You probably know what that is – even if you don’t Wordle.
It’s a word game that’s got language lovers feeling feverish. In a good way. And I’ve caught the virus. So while I try and work out the Wordle, I feel like writing about words.
And weirdly, maths. Well, percentages that’ve become words.
Have you noticed how people now express emphatic agreement simply by saying “100%”?
In most sports interviews, it’s the response of choice. Young blokes love it.
“Hundred percent,” they’ll say with enthusiasm.
I think that an extended “H” sound at the start helps to convey total agreement.
It’s replaced “absolutely” which is a word that really annoyed some people. Complainants said it was overused. That happens, doesn’t it? A word becomes common and then you hear it everywhere. And then someone gets sick of it.
I often say words that annoy people on the radio. Sometimes it’s because of pronunciation. Military. Diaspora. The emphasis can be tricky. Omicron was temporarily tough until it became a word the whole world was using.

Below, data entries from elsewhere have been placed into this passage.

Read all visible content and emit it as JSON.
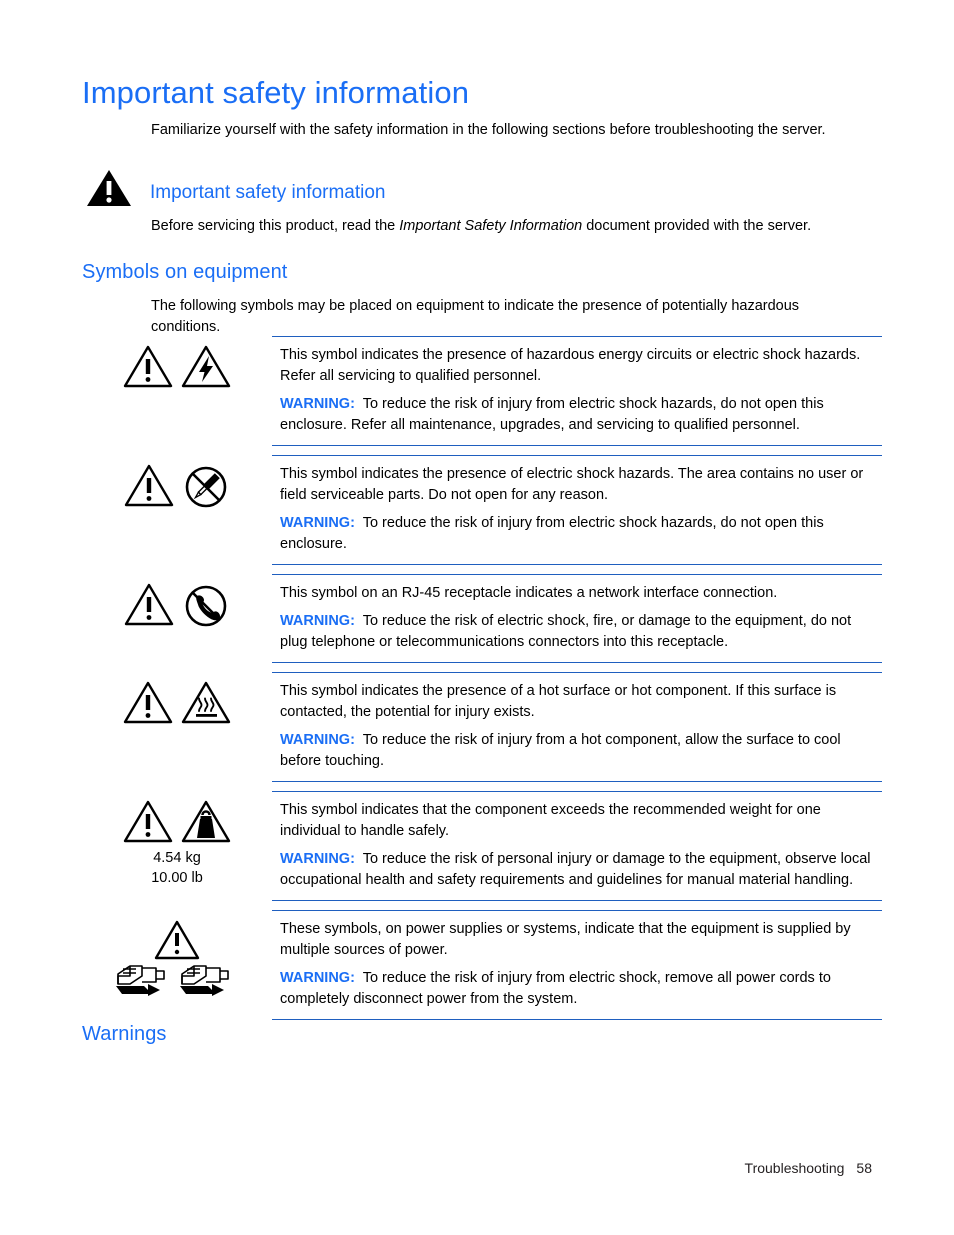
{
  "page": {
    "title": "Important safety information",
    "intro": "Familiarize yourself with the safety information in the following sections before troubleshooting the server.",
    "accent_color": "#1a6ef5",
    "rule_color": "#1f5fbf",
    "text_color": "#000000"
  },
  "important_callout": {
    "heading": "Important safety information",
    "icon": "warning-triangle-icon",
    "body_before": "Before servicing this product, read the ",
    "body_italic": "Important Safety Information",
    "body_after": " document provided with the server."
  },
  "symbols_section": {
    "heading": "Symbols on equipment",
    "intro": "The following symbols may be placed on equipment to indicate the presence of potentially hazardous conditions.",
    "warning_label": "WARNING:",
    "rows": [
      {
        "icons": [
          "warning-triangle-icon",
          "electric-shock-triangle-icon"
        ],
        "description": "This symbol indicates the presence of hazardous energy circuits or electric shock hazards. Refer all servicing to qualified personnel.",
        "warning": "To reduce the risk of injury from electric shock hazards, do not open this enclosure. Refer all maintenance, upgrades, and servicing to qualified personnel."
      },
      {
        "icons": [
          "warning-triangle-icon",
          "no-servicing-screwdriver-icon"
        ],
        "description": "This symbol indicates the presence of electric shock hazards. The area contains no user or field serviceable parts. Do not open for any reason.",
        "warning": "To reduce the risk of injury from electric shock hazards, do not open this enclosure."
      },
      {
        "icons": [
          "warning-triangle-icon",
          "no-telephone-icon"
        ],
        "description": "This symbol on an RJ-45 receptacle indicates a network interface connection.",
        "warning": "To reduce the risk of electric shock, fire, or damage to the equipment, do not plug telephone or telecommunications connectors into this receptacle."
      },
      {
        "icons": [
          "warning-triangle-icon",
          "hot-surface-triangle-icon"
        ],
        "description": "This symbol indicates the presence of a hot surface or hot component. If this surface is contacted, the potential for injury exists.",
        "warning": "To reduce the risk of injury from a hot component, allow the surface to cool before touching."
      },
      {
        "icons": [
          "warning-triangle-icon",
          "heavy-weight-triangle-icon"
        ],
        "weight_metric": "4.54 kg",
        "weight_imperial": "10.00 lb",
        "description": "This symbol indicates that the component exceeds the recommended weight for one individual to handle safely.",
        "warning": "To reduce the risk of personal injury or damage to the equipment, observe local occupational health and safety requirements and guidelines for manual material handling."
      },
      {
        "icons": [
          "warning-triangle-icon",
          "multiple-power-cords-icon"
        ],
        "description": "These symbols, on power supplies or systems, indicate that the equipment is supplied by multiple sources of power.",
        "warning": "To reduce the risk of injury from electric shock, remove all power cords to completely disconnect power from the system."
      }
    ]
  },
  "warnings_section": {
    "heading": "Warnings"
  },
  "footer": {
    "chapter": "Troubleshooting",
    "page_number": "58"
  }
}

Recently I received some constructive feedback from a listener. She told me I use the word bunch too much. Bunch! It’s so much fun to say. Packs a punch. My listener disagreed and sent me this email…
Please please stop over-using, the word “bunch” for every group of people and things!!

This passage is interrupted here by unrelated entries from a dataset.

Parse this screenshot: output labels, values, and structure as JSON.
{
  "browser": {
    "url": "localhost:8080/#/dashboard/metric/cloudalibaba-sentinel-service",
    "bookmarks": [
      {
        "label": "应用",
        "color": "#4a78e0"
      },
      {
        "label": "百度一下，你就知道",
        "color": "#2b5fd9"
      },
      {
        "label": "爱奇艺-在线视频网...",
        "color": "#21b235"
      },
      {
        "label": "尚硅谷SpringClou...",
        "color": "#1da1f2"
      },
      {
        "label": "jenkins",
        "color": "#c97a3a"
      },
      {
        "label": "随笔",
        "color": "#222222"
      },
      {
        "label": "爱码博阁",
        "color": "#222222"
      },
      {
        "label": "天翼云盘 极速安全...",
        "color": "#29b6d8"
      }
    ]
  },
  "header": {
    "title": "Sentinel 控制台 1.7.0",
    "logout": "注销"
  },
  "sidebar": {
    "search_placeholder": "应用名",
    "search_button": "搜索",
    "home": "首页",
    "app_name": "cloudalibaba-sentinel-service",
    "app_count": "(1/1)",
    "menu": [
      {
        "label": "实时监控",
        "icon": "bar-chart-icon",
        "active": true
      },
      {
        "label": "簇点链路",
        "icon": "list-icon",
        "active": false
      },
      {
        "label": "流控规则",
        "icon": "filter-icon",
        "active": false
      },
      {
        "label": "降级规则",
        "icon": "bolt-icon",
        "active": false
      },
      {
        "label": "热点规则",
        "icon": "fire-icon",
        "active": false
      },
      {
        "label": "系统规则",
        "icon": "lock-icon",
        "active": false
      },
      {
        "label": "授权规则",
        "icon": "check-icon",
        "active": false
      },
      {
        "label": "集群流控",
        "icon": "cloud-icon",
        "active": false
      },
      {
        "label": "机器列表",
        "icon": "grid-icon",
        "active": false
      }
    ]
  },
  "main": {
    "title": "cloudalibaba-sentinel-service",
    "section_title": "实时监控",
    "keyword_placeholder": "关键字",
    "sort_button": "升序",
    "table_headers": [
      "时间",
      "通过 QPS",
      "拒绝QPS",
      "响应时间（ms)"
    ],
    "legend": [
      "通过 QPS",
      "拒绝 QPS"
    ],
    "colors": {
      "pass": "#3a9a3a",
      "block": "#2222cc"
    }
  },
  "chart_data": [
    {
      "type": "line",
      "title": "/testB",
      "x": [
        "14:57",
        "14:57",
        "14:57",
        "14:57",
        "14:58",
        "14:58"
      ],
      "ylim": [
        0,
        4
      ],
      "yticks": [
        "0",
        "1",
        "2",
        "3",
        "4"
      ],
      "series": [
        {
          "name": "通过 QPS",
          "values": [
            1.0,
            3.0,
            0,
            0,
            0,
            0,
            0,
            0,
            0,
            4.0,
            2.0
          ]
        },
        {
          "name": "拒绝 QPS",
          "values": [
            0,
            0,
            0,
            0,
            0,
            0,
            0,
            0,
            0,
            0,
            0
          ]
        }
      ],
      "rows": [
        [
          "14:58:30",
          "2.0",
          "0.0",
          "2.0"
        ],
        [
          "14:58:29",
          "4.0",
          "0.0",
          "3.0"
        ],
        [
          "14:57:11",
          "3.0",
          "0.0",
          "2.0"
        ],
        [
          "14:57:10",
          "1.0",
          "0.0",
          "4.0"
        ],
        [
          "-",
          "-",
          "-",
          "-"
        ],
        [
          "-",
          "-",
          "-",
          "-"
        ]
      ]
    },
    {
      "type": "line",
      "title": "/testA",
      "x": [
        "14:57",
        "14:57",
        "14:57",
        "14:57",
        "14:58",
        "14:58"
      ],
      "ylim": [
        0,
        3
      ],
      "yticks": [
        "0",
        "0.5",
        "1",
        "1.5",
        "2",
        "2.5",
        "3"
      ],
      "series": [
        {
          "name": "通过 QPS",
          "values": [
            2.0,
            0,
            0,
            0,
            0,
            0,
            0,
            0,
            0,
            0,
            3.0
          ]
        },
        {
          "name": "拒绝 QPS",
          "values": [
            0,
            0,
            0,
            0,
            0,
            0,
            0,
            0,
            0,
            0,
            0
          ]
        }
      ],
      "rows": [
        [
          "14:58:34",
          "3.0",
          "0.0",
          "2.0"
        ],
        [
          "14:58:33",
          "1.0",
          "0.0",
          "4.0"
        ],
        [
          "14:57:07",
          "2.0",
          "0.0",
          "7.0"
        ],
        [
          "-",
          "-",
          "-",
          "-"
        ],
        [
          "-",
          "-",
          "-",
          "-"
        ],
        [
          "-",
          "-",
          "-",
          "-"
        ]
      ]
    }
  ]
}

The latest example was“a bunch of mayors”… Really??
A bunch of flowers or grapes, yes, but a bunch of mayors, ideas etc?
I enjoy listening to you and your program, but this lazy speech and
lack of imagination is beginning to be too much and too often on air.
You are a well-educated, intelligent person who loves language.
Surely you have a wider knowledge of collective nouns which would be
more appropriate – eg a committee of mayors, even a collection or set of ideas.
I do realise that speech on-air is on-the-run but please stop yourself, pause
for a second and select a different word to this now over-used, popular vernacular.
With much respect and regards…
I appreciated the respectful correspondence and responded in kind.
There are some excellent options to replace bunch. Try mob, bundle, stack, oodles or cluster. Now there’s a word that’s snuck into common use.
Some words lose their meaning the more they’re used. Crisis is omnipresent. Pick an industry, you’ll find a crisis. Are we quicker to use extreme language or is catastrophe now commonplace?
Words change too. In 2022, some words have adopted a whole new meaning.
RATs. You want them at your house now.
Corona used to be a drink.
Essential keeps expanding.
Booster has really been bumped up.
I can’t remember learning the phrase “social distancing”, now it’s hard to imagine life without it. Astra Zeneca, Pfizer, Moderna and Novavax. You can rattle them off like they’re brands of milk.
New words, but you you quickly learn what they mean. Sometimes you might disagree with old adjectives that have new associations. Is Western Australia a hermit kingdom or paradise? Maybe both.
Language responds. It evolves. It’s alive so it grows and changes. Sometimes that’s painful.
This week, people have used different words to describe the same day.
January 26 is Australia Day. Invasion Day. Survival Day.
So here’s another word game to try.
Think of three words to describe Australia.
Now think of the opposite of those three words.
Take a moment to understand why you and your fellow Australian might experience the same country very differently. No need argue. Just pause to see the opposite view. The antonym could be the antidote.
We keep learning new words. We can keep seeing different perspectives can’t we?
Maybe then we can find the words to keep describing the country we are, we were and want to be.Jump to next article